• _Assignment_
When a line in the data below includes "medal", pick it out and copy it.

(Website and app data records)
__________

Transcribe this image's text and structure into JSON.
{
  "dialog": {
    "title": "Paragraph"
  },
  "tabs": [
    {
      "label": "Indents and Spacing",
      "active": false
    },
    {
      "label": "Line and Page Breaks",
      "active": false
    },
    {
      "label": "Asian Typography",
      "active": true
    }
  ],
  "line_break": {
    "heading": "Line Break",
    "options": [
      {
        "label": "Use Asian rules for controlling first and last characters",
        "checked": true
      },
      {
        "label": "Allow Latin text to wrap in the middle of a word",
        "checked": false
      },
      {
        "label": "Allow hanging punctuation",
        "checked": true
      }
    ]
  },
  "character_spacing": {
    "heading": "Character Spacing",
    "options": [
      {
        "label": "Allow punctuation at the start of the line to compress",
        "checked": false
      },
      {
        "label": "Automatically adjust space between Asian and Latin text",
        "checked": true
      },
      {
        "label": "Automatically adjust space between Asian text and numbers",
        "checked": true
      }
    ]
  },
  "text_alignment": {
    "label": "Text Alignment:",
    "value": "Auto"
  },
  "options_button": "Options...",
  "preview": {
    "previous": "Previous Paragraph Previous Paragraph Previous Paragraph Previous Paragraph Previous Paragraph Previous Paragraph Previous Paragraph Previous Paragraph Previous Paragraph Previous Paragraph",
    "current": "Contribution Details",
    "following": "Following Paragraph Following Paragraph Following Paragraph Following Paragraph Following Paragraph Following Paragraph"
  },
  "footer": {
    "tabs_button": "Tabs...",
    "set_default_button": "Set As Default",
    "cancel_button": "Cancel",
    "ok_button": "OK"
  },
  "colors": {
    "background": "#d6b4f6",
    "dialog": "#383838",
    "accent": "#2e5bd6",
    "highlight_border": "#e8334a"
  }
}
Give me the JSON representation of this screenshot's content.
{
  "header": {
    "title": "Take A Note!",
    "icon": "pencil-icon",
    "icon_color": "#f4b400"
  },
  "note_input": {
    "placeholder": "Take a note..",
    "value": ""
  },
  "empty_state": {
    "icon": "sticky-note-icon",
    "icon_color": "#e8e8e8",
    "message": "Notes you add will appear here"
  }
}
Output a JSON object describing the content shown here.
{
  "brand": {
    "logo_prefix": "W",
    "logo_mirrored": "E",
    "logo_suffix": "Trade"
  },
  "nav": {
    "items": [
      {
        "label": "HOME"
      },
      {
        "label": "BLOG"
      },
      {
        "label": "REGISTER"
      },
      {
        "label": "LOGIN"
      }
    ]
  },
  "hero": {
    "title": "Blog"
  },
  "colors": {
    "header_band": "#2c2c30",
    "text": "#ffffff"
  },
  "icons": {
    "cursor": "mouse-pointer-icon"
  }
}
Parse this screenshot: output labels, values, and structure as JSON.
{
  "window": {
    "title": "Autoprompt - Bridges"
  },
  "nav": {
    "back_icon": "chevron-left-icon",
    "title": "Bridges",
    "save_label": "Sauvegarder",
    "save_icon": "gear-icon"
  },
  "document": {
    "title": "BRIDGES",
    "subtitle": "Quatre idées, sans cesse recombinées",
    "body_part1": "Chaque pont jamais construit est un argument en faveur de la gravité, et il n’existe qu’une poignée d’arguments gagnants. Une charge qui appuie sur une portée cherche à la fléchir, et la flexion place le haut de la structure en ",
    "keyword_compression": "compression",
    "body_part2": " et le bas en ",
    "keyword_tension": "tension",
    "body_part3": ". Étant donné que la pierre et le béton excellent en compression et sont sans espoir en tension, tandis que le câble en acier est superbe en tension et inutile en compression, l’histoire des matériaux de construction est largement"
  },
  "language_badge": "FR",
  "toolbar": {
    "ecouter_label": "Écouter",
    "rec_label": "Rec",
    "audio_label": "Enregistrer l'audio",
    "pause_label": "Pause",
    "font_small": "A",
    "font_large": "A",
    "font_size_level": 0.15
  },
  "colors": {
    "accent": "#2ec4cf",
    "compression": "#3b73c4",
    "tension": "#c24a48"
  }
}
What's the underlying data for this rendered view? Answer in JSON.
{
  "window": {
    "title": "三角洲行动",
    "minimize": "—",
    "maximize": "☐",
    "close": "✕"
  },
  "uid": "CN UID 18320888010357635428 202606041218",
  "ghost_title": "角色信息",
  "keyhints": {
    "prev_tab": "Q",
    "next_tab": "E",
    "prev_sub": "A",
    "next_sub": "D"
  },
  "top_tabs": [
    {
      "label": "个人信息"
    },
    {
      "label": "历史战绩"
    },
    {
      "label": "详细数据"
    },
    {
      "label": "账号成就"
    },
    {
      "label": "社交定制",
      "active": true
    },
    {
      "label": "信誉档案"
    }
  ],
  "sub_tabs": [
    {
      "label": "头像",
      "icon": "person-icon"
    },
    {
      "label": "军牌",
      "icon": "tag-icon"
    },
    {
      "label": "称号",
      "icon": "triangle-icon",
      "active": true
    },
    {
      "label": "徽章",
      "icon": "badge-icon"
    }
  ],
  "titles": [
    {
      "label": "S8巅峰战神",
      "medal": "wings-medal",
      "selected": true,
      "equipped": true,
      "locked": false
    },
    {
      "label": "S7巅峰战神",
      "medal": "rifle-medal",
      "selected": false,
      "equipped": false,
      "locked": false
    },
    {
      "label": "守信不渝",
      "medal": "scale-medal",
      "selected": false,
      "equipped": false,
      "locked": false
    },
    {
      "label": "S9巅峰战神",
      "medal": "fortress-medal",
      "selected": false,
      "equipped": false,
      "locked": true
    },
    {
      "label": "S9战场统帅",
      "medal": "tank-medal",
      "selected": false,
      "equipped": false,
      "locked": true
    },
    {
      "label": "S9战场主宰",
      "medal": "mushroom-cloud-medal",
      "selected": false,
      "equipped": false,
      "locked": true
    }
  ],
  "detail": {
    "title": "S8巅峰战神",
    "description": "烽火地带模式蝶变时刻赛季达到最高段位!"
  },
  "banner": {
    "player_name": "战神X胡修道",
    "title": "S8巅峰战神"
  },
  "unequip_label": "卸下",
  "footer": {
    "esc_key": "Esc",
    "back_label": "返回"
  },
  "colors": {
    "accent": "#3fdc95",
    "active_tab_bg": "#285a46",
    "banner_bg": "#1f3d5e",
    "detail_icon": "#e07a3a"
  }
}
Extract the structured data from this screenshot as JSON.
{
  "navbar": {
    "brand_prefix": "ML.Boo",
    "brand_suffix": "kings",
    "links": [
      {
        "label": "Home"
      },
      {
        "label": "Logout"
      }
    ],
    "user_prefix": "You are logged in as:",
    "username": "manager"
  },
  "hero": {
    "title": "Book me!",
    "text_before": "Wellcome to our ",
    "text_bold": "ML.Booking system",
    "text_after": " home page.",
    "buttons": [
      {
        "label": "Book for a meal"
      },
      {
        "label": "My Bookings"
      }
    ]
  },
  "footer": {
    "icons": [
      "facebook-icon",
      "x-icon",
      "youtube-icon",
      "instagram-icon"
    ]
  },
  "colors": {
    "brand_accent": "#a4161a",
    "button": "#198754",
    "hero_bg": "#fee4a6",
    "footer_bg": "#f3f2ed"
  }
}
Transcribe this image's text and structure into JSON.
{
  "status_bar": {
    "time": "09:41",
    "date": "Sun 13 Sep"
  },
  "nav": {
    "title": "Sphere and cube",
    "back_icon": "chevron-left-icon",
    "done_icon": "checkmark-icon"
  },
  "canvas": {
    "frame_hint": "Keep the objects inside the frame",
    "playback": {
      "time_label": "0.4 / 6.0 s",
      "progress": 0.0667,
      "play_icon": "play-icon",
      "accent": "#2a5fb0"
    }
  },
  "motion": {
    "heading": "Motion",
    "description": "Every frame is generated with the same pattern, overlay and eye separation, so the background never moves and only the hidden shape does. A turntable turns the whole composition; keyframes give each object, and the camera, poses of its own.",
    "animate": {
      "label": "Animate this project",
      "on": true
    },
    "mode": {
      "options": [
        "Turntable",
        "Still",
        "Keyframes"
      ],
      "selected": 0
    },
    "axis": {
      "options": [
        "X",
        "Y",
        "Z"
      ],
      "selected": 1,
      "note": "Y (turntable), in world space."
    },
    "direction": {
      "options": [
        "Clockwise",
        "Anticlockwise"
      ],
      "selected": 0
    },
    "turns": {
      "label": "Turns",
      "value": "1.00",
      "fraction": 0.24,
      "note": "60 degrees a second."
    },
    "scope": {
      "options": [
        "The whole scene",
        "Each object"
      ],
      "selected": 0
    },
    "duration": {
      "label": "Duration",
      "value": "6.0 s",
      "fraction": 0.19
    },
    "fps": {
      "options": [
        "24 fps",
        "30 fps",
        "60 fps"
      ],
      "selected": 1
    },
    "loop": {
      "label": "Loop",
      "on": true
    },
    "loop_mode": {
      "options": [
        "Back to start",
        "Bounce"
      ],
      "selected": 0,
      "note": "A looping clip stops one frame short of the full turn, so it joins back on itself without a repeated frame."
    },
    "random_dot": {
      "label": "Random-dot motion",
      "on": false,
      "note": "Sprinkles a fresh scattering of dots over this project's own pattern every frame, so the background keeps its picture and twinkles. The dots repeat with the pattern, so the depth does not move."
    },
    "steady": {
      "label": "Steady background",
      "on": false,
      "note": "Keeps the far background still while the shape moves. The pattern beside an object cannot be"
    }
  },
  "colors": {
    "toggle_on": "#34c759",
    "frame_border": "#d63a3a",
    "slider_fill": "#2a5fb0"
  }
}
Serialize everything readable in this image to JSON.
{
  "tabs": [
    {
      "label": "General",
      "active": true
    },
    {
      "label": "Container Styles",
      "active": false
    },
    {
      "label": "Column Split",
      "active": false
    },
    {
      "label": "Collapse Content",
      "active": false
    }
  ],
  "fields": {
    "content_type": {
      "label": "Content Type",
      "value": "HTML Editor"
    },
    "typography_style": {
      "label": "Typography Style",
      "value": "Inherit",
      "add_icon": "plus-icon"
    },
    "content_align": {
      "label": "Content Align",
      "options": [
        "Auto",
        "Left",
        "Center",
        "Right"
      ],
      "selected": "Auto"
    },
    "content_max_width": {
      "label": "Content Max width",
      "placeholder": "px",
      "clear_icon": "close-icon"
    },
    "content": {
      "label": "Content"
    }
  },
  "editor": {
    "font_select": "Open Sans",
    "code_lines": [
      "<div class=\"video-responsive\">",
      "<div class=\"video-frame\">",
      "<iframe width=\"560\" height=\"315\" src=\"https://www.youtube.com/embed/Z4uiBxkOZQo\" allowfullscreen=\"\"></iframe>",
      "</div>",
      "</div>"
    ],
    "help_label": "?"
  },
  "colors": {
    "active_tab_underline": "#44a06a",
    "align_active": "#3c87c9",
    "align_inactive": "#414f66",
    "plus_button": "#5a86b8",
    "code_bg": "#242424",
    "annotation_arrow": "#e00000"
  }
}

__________

• _Response to this task_
      "medal": "wings-medal",
      "medal": "rifle-medal",
      "medal": "scale-medal",
      "medal": "fortress-medal",
      "medal": "tank-medal",
      "medal": "mushroom-cloud-medal",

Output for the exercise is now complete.